Greenpeace says banned hormone disrupter found in Czech river

Environmental presssure group Greenpeace says banned hormone-disrupting chemical has been found in a major Czech river

Greenpeace’s Detox mannequins have been strutting their stuff from Prague to Peking, calling out the clothing companies with their steely stares (Photos © Greenpeace by Zbyšek Jakubowicz and Ibra Ibrahimovic) foto: © Greenpeace – Ibra IbrahimovicČeská pozice

Greenpeace’s Detox mannequins have been strutting their stuff from Prague to Peking, calling out the clothing companies with their steely stares (Photos © Greenpeace by Zbyšek Jakubowicz and Ibra Ibrahimovic)

The Czech branch of environmental campaigning group Greenpeace says that a hormone-disrupting chemical banned in Europe has been found in one of the country’s main rivers.

Greenpeace says that that the chemical nonylfenol was found in the Labe (Elbe) river from samples taken in September during its campaign to test the quality of Czech rivers, the so-called called Detox tour 2011.

The campaigning group says the samples were taken from waste water treatment plants serving several large towns. “We found nonylfenol in all of the samples in quantities that by several times exceeded the highest quantity in water at which the quality could still be considered ‘good’ – the so-called environmental quality norm.”

Out in the wash

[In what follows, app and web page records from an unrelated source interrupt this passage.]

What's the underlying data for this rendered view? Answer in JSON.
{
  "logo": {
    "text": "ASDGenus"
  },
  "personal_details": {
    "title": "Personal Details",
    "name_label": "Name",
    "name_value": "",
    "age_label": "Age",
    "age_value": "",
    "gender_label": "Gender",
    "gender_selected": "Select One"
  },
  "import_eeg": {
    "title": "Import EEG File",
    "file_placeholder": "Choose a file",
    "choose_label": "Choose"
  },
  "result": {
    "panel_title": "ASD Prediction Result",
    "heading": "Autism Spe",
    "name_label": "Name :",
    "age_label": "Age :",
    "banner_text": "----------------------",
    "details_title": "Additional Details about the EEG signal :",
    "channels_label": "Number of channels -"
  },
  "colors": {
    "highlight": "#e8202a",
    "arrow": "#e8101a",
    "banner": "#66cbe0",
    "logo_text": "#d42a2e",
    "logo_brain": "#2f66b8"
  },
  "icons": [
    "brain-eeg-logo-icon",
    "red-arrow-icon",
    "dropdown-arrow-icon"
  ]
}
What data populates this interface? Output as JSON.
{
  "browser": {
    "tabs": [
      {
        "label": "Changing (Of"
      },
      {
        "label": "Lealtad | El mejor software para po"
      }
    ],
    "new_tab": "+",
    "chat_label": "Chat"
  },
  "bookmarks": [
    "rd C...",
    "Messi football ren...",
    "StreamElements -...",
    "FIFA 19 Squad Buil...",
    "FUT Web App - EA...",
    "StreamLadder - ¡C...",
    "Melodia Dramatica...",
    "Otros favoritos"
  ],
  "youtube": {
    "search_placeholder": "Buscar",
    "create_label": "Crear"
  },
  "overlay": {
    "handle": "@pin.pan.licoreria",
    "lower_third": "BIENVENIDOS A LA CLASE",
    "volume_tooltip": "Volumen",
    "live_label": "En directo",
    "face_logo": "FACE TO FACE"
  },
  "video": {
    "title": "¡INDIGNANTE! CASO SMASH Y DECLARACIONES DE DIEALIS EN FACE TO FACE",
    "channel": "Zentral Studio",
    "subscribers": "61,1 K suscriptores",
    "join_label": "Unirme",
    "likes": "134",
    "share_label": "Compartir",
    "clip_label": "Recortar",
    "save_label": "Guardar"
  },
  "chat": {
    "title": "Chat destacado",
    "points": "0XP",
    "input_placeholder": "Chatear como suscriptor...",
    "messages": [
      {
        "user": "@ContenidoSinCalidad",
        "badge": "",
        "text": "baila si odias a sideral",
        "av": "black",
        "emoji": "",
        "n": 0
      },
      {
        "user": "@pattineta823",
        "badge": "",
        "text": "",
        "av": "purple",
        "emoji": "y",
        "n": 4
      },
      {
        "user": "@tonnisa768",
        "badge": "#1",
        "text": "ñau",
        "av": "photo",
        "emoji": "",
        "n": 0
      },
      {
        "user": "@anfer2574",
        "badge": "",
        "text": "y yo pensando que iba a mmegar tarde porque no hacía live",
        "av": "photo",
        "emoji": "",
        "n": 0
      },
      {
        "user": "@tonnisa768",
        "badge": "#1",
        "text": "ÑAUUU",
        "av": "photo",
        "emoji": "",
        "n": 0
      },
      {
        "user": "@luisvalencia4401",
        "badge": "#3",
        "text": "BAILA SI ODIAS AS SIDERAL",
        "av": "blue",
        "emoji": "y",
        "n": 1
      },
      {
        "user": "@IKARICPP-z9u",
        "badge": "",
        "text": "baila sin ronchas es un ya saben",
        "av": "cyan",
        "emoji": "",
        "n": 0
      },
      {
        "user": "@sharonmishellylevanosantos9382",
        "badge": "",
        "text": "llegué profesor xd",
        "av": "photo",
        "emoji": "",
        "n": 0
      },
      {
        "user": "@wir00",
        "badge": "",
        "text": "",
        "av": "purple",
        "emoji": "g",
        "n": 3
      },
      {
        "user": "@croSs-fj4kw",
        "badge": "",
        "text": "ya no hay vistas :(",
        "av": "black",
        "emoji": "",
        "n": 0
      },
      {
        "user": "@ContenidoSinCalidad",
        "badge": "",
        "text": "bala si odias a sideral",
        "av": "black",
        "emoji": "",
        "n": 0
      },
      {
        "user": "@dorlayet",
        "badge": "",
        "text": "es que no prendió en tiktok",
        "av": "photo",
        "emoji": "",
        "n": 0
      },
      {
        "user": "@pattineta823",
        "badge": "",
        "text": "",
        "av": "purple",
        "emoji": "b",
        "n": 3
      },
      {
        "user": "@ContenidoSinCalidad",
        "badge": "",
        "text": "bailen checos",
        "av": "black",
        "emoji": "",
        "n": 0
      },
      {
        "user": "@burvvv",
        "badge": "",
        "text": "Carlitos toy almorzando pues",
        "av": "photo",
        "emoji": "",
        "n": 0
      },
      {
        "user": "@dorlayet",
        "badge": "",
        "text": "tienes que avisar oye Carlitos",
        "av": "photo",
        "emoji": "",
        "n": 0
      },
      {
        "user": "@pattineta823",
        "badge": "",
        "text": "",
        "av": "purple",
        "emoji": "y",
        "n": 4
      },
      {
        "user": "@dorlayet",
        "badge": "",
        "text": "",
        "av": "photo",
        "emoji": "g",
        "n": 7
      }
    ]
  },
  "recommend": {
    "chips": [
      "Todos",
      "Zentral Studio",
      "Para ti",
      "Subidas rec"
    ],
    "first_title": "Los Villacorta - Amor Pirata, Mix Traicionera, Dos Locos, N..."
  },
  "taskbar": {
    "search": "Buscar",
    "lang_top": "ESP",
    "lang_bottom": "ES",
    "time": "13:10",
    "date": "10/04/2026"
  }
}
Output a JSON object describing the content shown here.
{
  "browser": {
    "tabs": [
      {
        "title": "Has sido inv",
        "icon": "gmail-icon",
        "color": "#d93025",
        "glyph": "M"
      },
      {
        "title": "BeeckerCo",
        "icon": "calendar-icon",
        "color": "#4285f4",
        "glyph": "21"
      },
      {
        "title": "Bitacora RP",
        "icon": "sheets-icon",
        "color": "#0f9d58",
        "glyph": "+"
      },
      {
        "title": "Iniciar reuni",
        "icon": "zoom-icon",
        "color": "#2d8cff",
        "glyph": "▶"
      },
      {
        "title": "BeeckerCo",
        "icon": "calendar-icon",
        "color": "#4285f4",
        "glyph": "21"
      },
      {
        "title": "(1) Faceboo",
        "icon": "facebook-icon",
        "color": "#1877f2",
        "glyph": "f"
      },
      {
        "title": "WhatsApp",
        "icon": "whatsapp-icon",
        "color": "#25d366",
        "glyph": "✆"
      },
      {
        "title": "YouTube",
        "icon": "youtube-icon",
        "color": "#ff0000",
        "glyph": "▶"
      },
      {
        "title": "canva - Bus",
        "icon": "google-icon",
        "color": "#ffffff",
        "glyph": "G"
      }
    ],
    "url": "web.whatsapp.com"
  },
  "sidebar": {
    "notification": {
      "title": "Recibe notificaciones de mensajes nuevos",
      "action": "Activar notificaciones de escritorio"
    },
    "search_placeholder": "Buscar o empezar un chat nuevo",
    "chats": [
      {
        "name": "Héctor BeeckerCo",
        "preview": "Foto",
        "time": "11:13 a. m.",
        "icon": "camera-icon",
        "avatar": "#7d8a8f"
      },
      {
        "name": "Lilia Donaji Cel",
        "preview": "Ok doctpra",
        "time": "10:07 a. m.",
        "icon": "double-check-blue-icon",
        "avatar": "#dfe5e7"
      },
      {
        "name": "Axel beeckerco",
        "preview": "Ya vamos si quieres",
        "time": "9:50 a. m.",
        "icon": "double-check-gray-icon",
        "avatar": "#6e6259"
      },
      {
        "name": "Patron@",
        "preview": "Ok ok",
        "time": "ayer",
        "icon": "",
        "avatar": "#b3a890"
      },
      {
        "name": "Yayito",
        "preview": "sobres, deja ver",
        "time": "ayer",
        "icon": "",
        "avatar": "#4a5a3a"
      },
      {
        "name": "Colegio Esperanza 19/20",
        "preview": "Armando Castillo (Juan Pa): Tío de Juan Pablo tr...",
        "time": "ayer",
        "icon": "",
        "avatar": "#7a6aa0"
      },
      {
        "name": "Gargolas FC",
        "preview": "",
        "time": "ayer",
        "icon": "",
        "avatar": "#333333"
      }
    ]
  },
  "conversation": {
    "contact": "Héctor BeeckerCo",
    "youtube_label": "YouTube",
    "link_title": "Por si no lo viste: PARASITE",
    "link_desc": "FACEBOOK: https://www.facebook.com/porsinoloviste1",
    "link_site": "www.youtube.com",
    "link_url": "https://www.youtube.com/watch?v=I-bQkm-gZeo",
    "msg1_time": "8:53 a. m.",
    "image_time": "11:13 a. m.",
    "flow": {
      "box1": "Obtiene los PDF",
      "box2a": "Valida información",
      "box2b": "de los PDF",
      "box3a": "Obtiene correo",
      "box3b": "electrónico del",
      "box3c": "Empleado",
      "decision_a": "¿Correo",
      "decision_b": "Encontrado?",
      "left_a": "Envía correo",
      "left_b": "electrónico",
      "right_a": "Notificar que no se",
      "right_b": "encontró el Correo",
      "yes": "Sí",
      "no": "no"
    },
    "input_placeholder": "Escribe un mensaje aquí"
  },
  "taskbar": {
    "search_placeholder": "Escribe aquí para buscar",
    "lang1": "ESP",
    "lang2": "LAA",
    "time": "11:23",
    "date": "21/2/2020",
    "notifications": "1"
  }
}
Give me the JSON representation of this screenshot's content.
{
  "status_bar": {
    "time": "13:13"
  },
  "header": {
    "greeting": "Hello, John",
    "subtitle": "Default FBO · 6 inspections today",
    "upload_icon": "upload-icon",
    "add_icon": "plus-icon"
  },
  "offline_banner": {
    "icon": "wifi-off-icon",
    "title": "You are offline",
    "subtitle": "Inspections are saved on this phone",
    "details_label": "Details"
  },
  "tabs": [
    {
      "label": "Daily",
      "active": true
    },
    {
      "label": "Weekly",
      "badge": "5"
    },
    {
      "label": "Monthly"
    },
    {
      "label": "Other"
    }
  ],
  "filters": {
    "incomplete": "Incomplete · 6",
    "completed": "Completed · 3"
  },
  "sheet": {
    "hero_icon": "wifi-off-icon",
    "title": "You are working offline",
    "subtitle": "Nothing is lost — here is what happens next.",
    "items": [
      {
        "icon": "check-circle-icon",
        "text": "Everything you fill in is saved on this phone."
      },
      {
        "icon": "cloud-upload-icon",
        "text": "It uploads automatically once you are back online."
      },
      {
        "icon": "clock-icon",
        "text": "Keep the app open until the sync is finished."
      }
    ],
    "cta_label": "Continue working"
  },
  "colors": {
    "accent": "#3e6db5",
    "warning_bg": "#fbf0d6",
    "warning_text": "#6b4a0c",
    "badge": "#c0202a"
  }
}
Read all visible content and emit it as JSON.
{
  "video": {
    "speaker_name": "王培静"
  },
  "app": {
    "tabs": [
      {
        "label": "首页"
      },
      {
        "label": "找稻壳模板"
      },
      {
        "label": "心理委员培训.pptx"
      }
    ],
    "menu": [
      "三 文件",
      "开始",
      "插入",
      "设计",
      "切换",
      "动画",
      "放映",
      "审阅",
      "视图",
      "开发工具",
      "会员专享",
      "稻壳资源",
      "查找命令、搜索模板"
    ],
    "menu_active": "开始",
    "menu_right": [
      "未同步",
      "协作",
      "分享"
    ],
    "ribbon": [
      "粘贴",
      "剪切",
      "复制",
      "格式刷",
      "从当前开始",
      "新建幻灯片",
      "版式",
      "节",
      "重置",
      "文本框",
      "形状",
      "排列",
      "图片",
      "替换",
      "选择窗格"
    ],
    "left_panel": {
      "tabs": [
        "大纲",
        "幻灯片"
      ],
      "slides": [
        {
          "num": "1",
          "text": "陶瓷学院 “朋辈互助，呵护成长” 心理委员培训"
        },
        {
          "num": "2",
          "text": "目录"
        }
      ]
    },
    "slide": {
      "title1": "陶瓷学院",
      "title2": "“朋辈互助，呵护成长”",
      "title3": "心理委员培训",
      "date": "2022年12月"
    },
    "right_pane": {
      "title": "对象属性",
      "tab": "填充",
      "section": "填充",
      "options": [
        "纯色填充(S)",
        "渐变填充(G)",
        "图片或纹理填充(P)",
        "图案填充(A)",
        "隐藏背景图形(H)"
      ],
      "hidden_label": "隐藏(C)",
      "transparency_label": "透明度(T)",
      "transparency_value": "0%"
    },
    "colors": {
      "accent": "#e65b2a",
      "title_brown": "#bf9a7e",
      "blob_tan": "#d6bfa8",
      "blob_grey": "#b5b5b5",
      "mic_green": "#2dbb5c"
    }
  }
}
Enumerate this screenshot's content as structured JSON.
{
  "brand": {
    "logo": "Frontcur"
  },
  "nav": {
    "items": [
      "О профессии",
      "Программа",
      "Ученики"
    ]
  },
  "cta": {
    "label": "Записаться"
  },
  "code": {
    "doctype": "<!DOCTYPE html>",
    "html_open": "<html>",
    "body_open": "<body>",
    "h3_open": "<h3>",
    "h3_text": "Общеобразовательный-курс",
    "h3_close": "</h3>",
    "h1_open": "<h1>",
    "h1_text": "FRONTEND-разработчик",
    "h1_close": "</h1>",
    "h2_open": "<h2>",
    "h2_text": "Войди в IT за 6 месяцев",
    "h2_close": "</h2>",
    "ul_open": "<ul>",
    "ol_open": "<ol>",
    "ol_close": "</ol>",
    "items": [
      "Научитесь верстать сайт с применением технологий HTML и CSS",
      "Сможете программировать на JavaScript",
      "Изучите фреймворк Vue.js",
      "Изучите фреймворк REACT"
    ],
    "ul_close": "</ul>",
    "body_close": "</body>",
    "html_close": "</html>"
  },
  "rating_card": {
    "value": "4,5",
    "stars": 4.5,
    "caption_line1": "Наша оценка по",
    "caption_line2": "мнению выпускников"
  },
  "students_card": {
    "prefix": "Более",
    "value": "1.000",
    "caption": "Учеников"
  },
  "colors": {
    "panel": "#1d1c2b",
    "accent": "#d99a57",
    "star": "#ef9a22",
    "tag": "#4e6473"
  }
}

Greenpeace said in a news release that it believes the chemical has been washed out of textiles manufactured in China, where there is no ban on its use. The EU ban on nonylfenol does not cover imports of clothing containing the chemical, but Sweden is in the lead of member states calling for the ban to be widened to such textiles.

Greenpeace worldwide claims to have had some success in countering nonylfenol in China be getting worldwide sports and fashion companies, such as Nike, Puma, Adidas, and H&M, to stop nonylfenol and other dangerous chemicals being used in products manufactured for them.

Nonylfenols are used in diverse industrial processes (ranging from the processing of wool and metals) as well in the production of detergents and pesticides. They have the ability to disrupt hormones in aquatic species and humans, due to their ability to mimic the hormone estrogen. The Labe River was used almost as an open sewer in the Communist era to take away dangerous chemical waste.

Overall, the Czech unit of Greenpeace says that the overall quality of the water in the Labe River has vastly improved over the past 20 years or so, after being used almost as an open sewer in the Communist era to take away dangerous chemical waste.

It points out though that while two of the worst polluters near the river, the explosives producer Synthesia based at the town of Pardubice, and chemicals producer Spolana, near Neratovice, have taken steps to stop current contamination, the legacy of years of past pollution remains very much at large in river sediment with a proper clean up of past contamination still waiting to take place.

Ústí contamination

At one site where tests were taken downstream from a wastewater treatment plant near Ústí  nad Labem high quantities of DDT, hexachlorobenzene and organochloride pesticides were found. The banned chemical hexachlorobenzene was often used as a pesticide until it was found to cause cancer as well as other serious damage to the body.

The results have been given to the Czech environmental inspectorate which is, reportedly, carrying out its own investigations. The Ústí treatment plant is not far from the Spolchemie chemical plant.